In its analysis, the Mukandala Taskforce argues that this modality will make it difficult for citizens to hold their leaders accountable because more than one person would be responsible for one constituency, and that it would bring about fights in the case that the male and female MPs are from different political parties.

Both arguments can be mitigated if the arrangement is for each party to field two candidates, a man and a woman, and voters vote for a pair, just like they vote for the president and his running mate, but under this circumstance both representatives have MP status.

The Taskforce also recommends against independent candidates for the reasons that there shall be no institutional mechanism to hold them accountable, which would lead to corruption, affect small parties, and threaten the Union. In June 2013, the African Court on Human and Peoples Rights found that requiring individuals to be a part of or sponsored by a political party when seeking election violates their right to freedom of association.

With its recommendations to maintain the unfriendly FPTP electoral system as well as its recommendation against independent candidates, the Taskforce leaves women’s political engagement to largely be through the contested special seats system.

I agree with the Taskforce’s recommendations on the need to institute term limits for women holding special seat positions, the necessity for uniform procedures for political parties’ nomination of women for special seats in line with Article 81 of the Constitution, as well as the importance of women holding special seat positions to receive constituency development funds.

However, without electability status, attachment to a particular geographical location for accountability purposes, and addressing discriminatory practices against women appeal seats happening in the wards, councils, and constituencies, the transition to competitive seats for women special seats will always be blurred.

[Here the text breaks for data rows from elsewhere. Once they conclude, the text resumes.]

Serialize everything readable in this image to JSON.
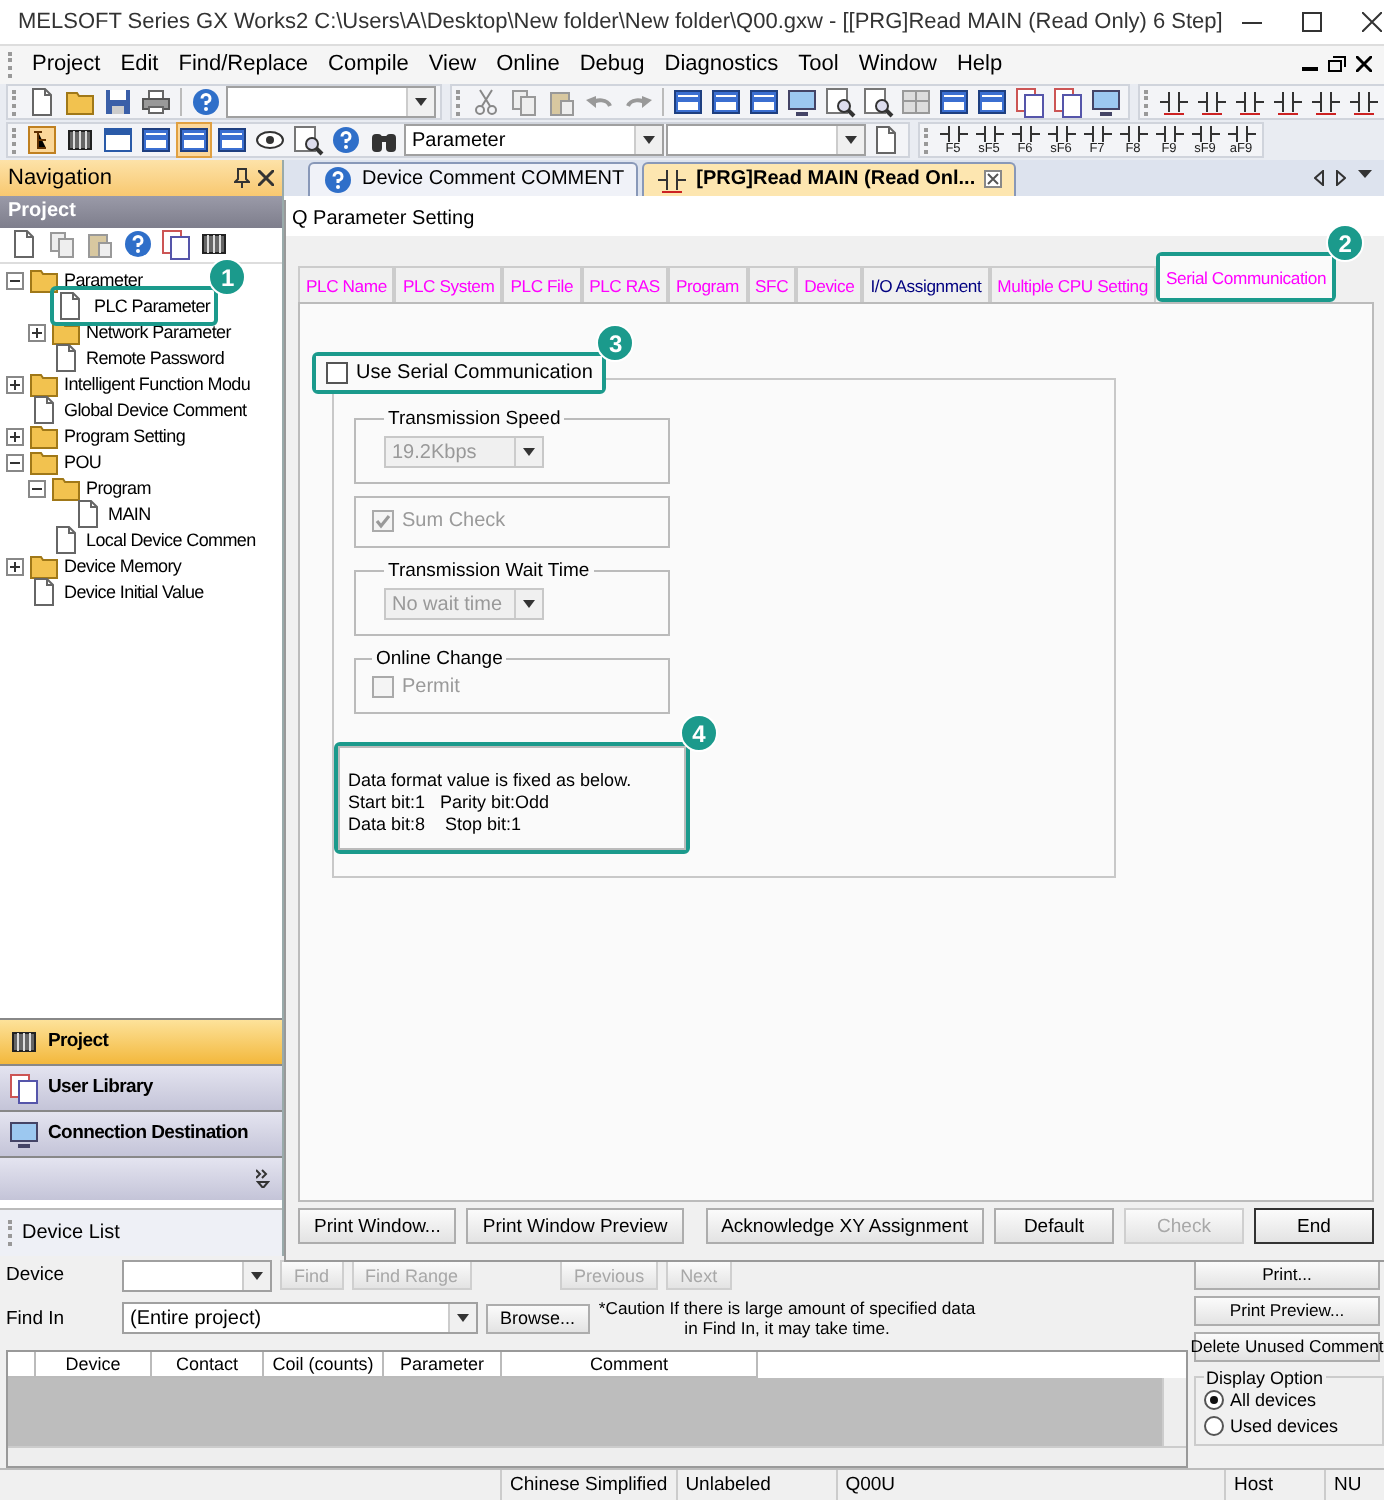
{
  "window": {
    "title": "MELSOFT Series GX Works2 C:\\Users\\A\\Desktop\\New folder\\New folder\\Q00.gxw - [[PRG]Read MAIN (Read Only) 6 Step]"
  },
  "menu": [
    "Project",
    "Edit",
    "Find/Replace",
    "Compile",
    "View",
    "Online",
    "Debug",
    "Diagnostics",
    "Tool",
    "Window",
    "Help"
  ],
  "toolbar": {
    "search_combo": "Parameter",
    "function_keys": [
      "F5",
      "sF5",
      "F6",
      "sF6",
      "F7",
      "F8",
      "F9",
      "sF9",
      "aF9"
    ]
  },
  "navigation": {
    "title": "Navigation",
    "section": "Project",
    "tree": [
      {
        "label": "Parameter",
        "expanded": true,
        "children": [
          {
            "label": "PLC Parameter",
            "callout": "1"
          },
          {
            "label": "Network Parameter",
            "expanded": false
          },
          {
            "label": "Remote Password"
          }
        ]
      },
      {
        "label": "Intelligent Function Modu",
        "expanded": false
      },
      {
        "label": "Global Device Comment"
      },
      {
        "label": "Program Setting",
        "expanded": false
      },
      {
        "label": "POU",
        "expanded": true,
        "children": [
          {
            "label": "Program",
            "expanded": true,
            "children": [
              {
                "label": "MAIN"
              }
            ]
          },
          {
            "label": "Local Device Commen"
          }
        ]
      },
      {
        "label": "Device Memory",
        "expanded": false
      },
      {
        "label": "Device Initial Value"
      }
    ],
    "buttons": [
      {
        "label": "Project",
        "selected": true
      },
      {
        "label": "User Library",
        "selected": false
      },
      {
        "label": "Connection Destination",
        "selected": false
      }
    ]
  },
  "document_tabs": [
    {
      "label": "Device Comment COMMENT",
      "selected": false
    },
    {
      "label": "[PRG]Read MAIN (Read Onl...",
      "selected": true
    }
  ],
  "dialog": {
    "title": "Q Parameter Setting",
    "tabs": [
      {
        "label": "PLC Name",
        "selected": false,
        "color": "#ff00ff"
      },
      {
        "label": "PLC System",
        "selected": false,
        "color": "#ff00ff"
      },
      {
        "label": "PLC File",
        "selected": false,
        "color": "#ff00ff"
      },
      {
        "label": "PLC RAS",
        "selected": false,
        "color": "#ff00ff"
      },
      {
        "label": "Program",
        "selected": false,
        "color": "#ff00ff"
      },
      {
        "label": "SFC",
        "selected": false,
        "color": "#ff00ff"
      },
      {
        "label": "Device",
        "selected": false,
        "color": "#ff00ff"
      },
      {
        "label": "I/O Assignment",
        "selected": false,
        "color": "#000080"
      },
      {
        "label": "Multiple CPU Setting",
        "selected": false,
        "color": "#ff00ff"
      },
      {
        "label": "Serial Communication",
        "selected": true,
        "color": "#ff00ff",
        "callout": "2"
      }
    ],
    "use_serial": {
      "label": "Use Serial Communication",
      "checked": false,
      "callout": "3"
    },
    "groups": [
      {
        "kind": "select",
        "title": "Transmission Speed",
        "value": "19.2Kbps",
        "disabled": true
      },
      {
        "kind": "checkbox",
        "label": "Sum Check",
        "checked": true,
        "disabled": true
      },
      {
        "kind": "select",
        "title": "Transmission Wait Time",
        "value": "No wait time",
        "disabled": true
      },
      {
        "kind": "checkbox",
        "title": "Online Change",
        "label": "Permit",
        "checked": false,
        "disabled": true
      }
    ],
    "info": {
      "lines": [
        "Data format value is fixed as below.",
        "Start bit:1   Parity bit:Odd",
        "Data bit:8    Stop bit:1"
      ],
      "callout": "4"
    },
    "buttons": [
      {
        "label": "Print Window...",
        "disabled": false
      },
      {
        "label": "Print Window Preview",
        "disabled": false
      },
      {
        "label": "Acknowledge XY Assignment",
        "disabled": false
      },
      {
        "label": "Default",
        "disabled": false
      },
      {
        "label": "Check",
        "disabled": true
      },
      {
        "label": "End",
        "disabled": false
      }
    ]
  },
  "device_list": {
    "title": "Device List",
    "device_label": "Device",
    "find_buttons": [
      {
        "label": "Find",
        "disabled": true
      },
      {
        "label": "Find Range",
        "disabled": true
      },
      {
        "label": "Previous",
        "disabled": true
      },
      {
        "label": "Next",
        "disabled": true
      }
    ],
    "find_in_label": "Find In",
    "find_in_value": "(Entire project)",
    "browse": "Browse...",
    "caution": "*Caution If there is large amount of specified data in Find In, it may take time.",
    "columns": [
      "Device",
      "Contact",
      "Coil (counts)",
      "Parameter",
      "Comment"
    ],
    "side_buttons": [
      "Print...",
      "Print Preview...",
      "Delete Unused Comment"
    ],
    "display_option": {
      "title": "Display Option",
      "options": [
        {
          "label": "All devices",
          "selected": true
        },
        {
          "label": "Used devices",
          "selected": false
        }
      ]
    }
  },
  "status_bar": [
    "Chinese Simplified",
    "Unlabeled",
    "Q00U",
    "Host",
    "NU"
  ]
}
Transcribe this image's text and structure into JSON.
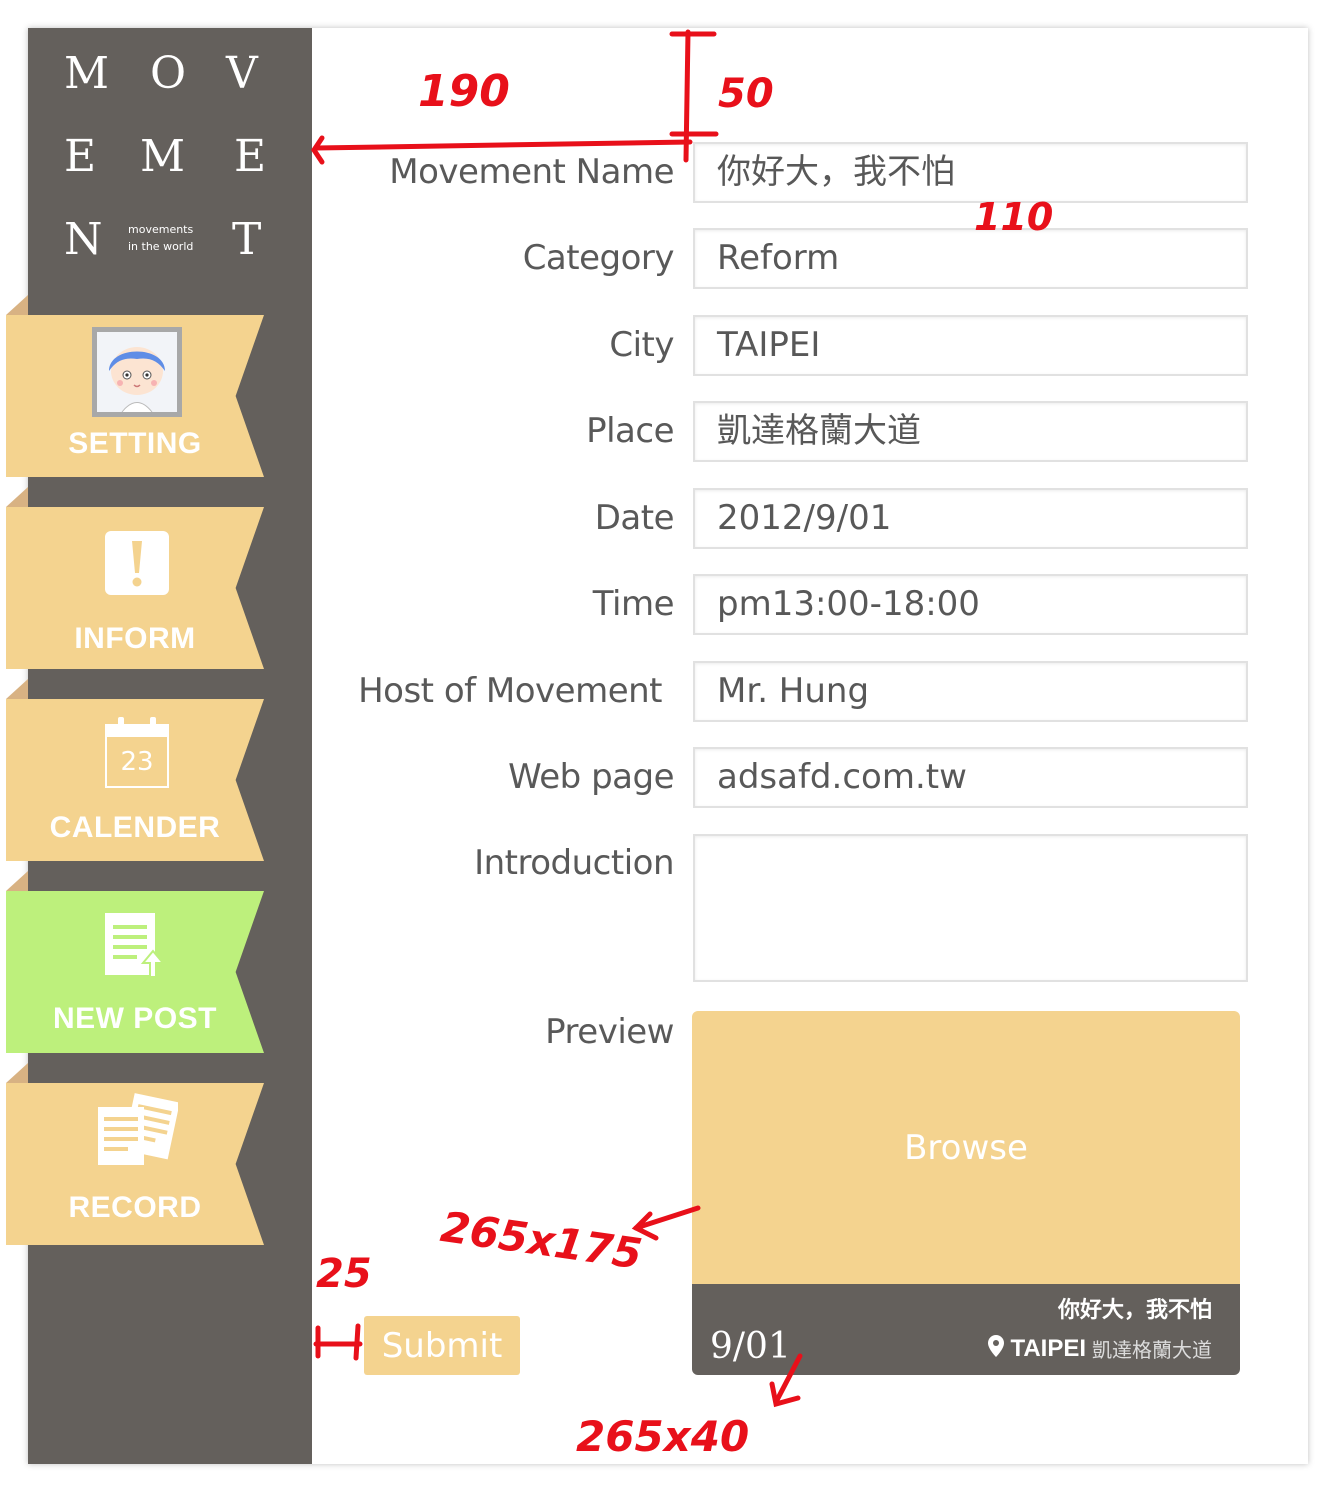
{
  "logo": {
    "letters": [
      "M",
      "O",
      "V",
      "E",
      "M",
      "E",
      "N",
      "T"
    ],
    "tagline_line1": "movements",
    "tagline_line2": "in the world"
  },
  "nav": {
    "items": [
      {
        "label": "SETTING",
        "icon": "avatar-icon",
        "active": false
      },
      {
        "label": "INFORM",
        "icon": "exclamation-icon",
        "active": false
      },
      {
        "label": "CALENDER",
        "icon": "calendar-icon",
        "calendar_day": "23",
        "active": false
      },
      {
        "label": "NEW POST",
        "icon": "new-post-icon",
        "active": true
      },
      {
        "label": "RECORD",
        "icon": "record-icon",
        "active": false
      }
    ]
  },
  "form": {
    "fields": [
      {
        "label": "Movement Name",
        "value": "你好大，我不怕"
      },
      {
        "label": "Category",
        "value": "Reform"
      },
      {
        "label": "City",
        "value": "TAIPEI"
      },
      {
        "label": "Place",
        "value": "凱達格蘭大道"
      },
      {
        "label": "Date",
        "value": "2012/9/01"
      },
      {
        "label": "Time",
        "value": "pm13:00-18:00"
      },
      {
        "label": "Host of Movement",
        "value": "Mr. Hung"
      },
      {
        "label": "Web page",
        "value": "adsafd.com.tw"
      },
      {
        "label": "Introduction",
        "value": ""
      }
    ],
    "preview_label": "Preview",
    "submit_label": "Submit"
  },
  "preview": {
    "browse_label": "Browse",
    "date": "9/01",
    "title": "你好大，我不怕",
    "city": "TAIPEI",
    "place": "凱達格蘭大道"
  },
  "annotations": {
    "a190": "190",
    "a50": "50",
    "a110": "110",
    "a265x175": "265x175",
    "a25": "25",
    "a265x40": "265x40"
  },
  "colors": {
    "sidebar": "#64605c",
    "ribbon": "#f4d38f",
    "ribbon_active": "#bdf07c",
    "annotation": "#e8101a"
  }
}
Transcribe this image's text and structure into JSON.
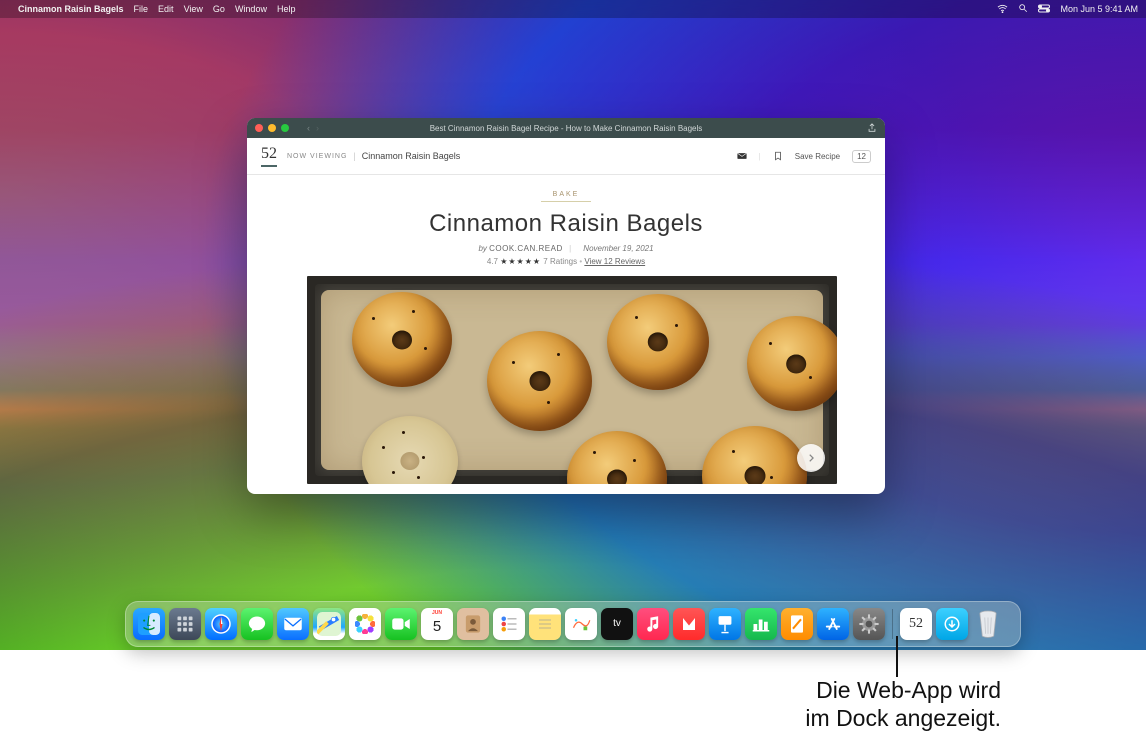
{
  "menubar": {
    "app_name": "Cinnamon Raisin Bagels",
    "items": [
      "File",
      "Edit",
      "View",
      "Go",
      "Window",
      "Help"
    ],
    "clock": "Mon Jun 5  9:41 AM"
  },
  "window": {
    "title": "Best Cinnamon Raisin Bagel Recipe - How to Make Cinnamon Raisin Bagels"
  },
  "site": {
    "logo": "52",
    "now_viewing_label": "NOW VIEWING",
    "now_viewing_value": "Cinnamon Raisin Bagels",
    "save_label": "Save Recipe",
    "comment_count": "12"
  },
  "recipe": {
    "category": "BAKE",
    "title": "Cinnamon Raisin Bagels",
    "by_label": "by",
    "author": "COOK.CAN.READ",
    "date": "November 19, 2021",
    "rating_value": "4.7",
    "stars": "★★★★★",
    "ratings_text": "7 Ratings",
    "reviews_link": "View 12 Reviews"
  },
  "calendar": {
    "month": "JUN",
    "day": "5"
  },
  "dock_apps": [
    "Finder",
    "Launchpad",
    "Safari",
    "Messages",
    "Mail",
    "Maps",
    "Photos",
    "FaceTime",
    "Calendar",
    "Contacts",
    "Reminders",
    "Notes",
    "Freeform",
    "TV",
    "Music",
    "News",
    "Keynote",
    "Numbers",
    "Pages",
    "App Store",
    "System Settings"
  ],
  "dock_right": [
    "Food52 Web App",
    "Downloads",
    "Trash"
  ],
  "callout": {
    "line1": "Die Web-App wird",
    "line2": "im Dock angezeigt."
  }
}
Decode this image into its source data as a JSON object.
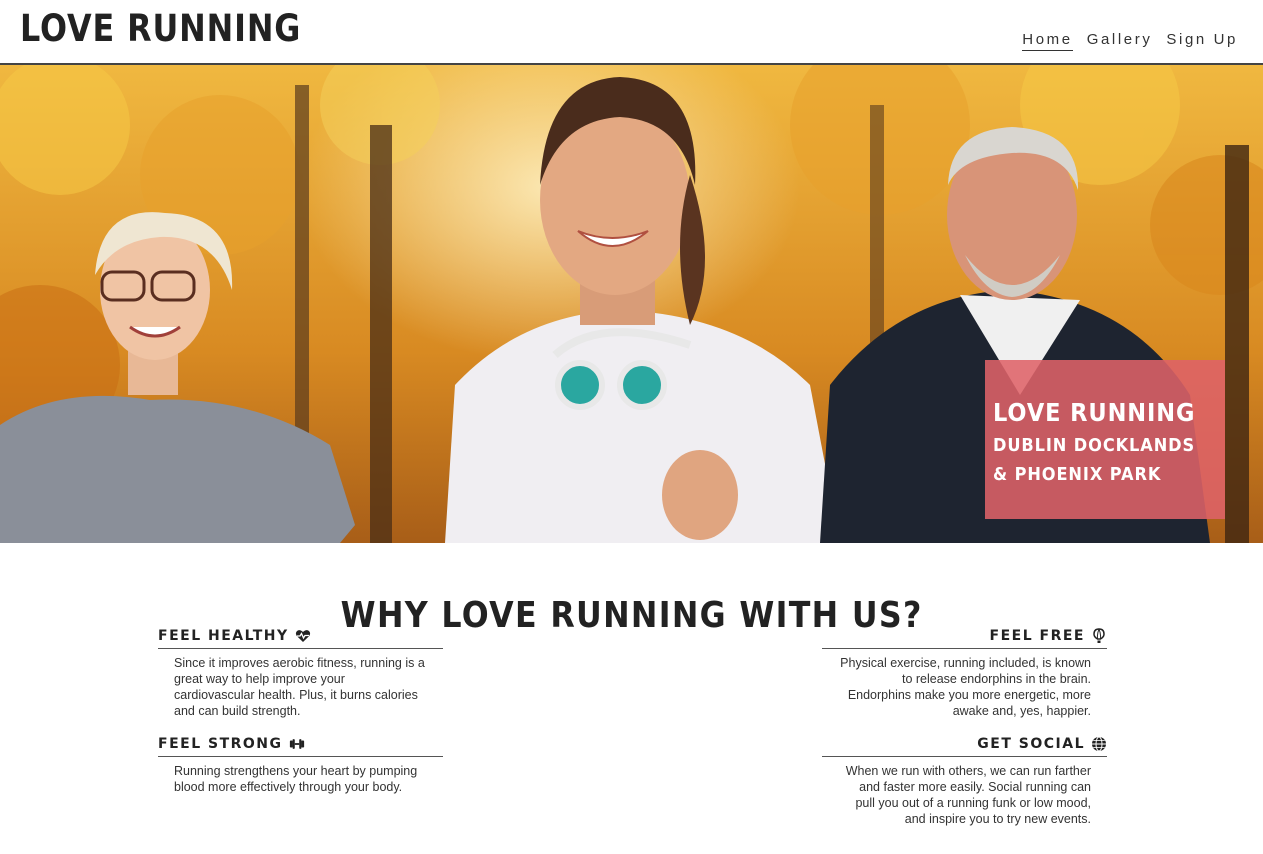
{
  "header": {
    "logo": "LOVE RUNNING",
    "nav": [
      "Home",
      "Gallery",
      "Sign Up"
    ]
  },
  "hero": {
    "title": "LOVE RUNNING",
    "subtitle": "DUBLIN DOCKLANDS & PHOENIX PARK"
  },
  "section": {
    "heading": "WHY LOVE RUNNING WITH US?"
  },
  "features": {
    "healthy": {
      "title": "FEEL HEALTHY",
      "icon": "heartbeat-icon",
      "text": "Since it improves aerobic fitness, running is a great way to help improve your cardiovascular health. Plus, it burns calories and can build strength."
    },
    "strong": {
      "title": "FEEL STRONG",
      "icon": "dumbbell-icon",
      "text": "Running strengthens your heart by pumping blood more effectively through your body."
    },
    "free": {
      "title": "FEEL FREE",
      "icon": "hot-air-balloon-icon",
      "text": "Physical exercise, running included, is known to release endorphins in the brain. Endorphins make you more energetic, more awake and, yes, happier."
    },
    "social": {
      "title": "GET SOCIAL",
      "icon": "globe-icon",
      "text": "When we run with others, we can run farther and faster more easily. Social running can pull you out of a running funk or low mood, and inspire you to try new events."
    }
  },
  "colors": {
    "hero_box": "#de6268",
    "text": "#222222",
    "autumn": "#e0a02a"
  }
}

On strengthening the independence of the NEC, I am perplexed by the Taskforce recommendation for the members of the Electoral Commission to be competitively recruited while their bosses—the chair and vice chair—remain appointed by the President. Unbelievably, the Taskforce okays the government officials to continue managing the elections. Again, the Taskforce recommendations on this aspect is silent on the need to ensure representation of men and women and the gender responsiveness of those delivering the elections.

On managing local elections, the Taskforce hesitates to make any substantive recommendations but calls upon the government to undertake thorough research to better understand how to deliver such elections democratically. While the documentation and production of the sex desegregated report remain a challenge for both local and national elections, they are more alarming with local elections and need immediate fixing.

The Taskforce’s recommendation on the use of technology in the delivery of elections should also pay attention to gender and social inclusion aspects. The Taskforce contains no concrete recommendations on how youth can best take part in democratic processes. Issues such as the age of candidacy and allowing inmates to vote have not been touched.

The gender gains in Mukandala’s Taskforce on Multiparty Democracy report can best be described as a call for minimum gender reforms in the democratic landscape in Tanzania. As they stand, if implemented in full, the recommendations will only move the needle a few inches.

The overhaul and the attainment of substantive transformation in women’s participation in democratic processes call for leveraging the Mukandala recommendations as a stepping stone for revisiting the drawing board.

Victoria Lihiru is a Lecturer of Law at the Open University of Tanzania. Email: [email protected].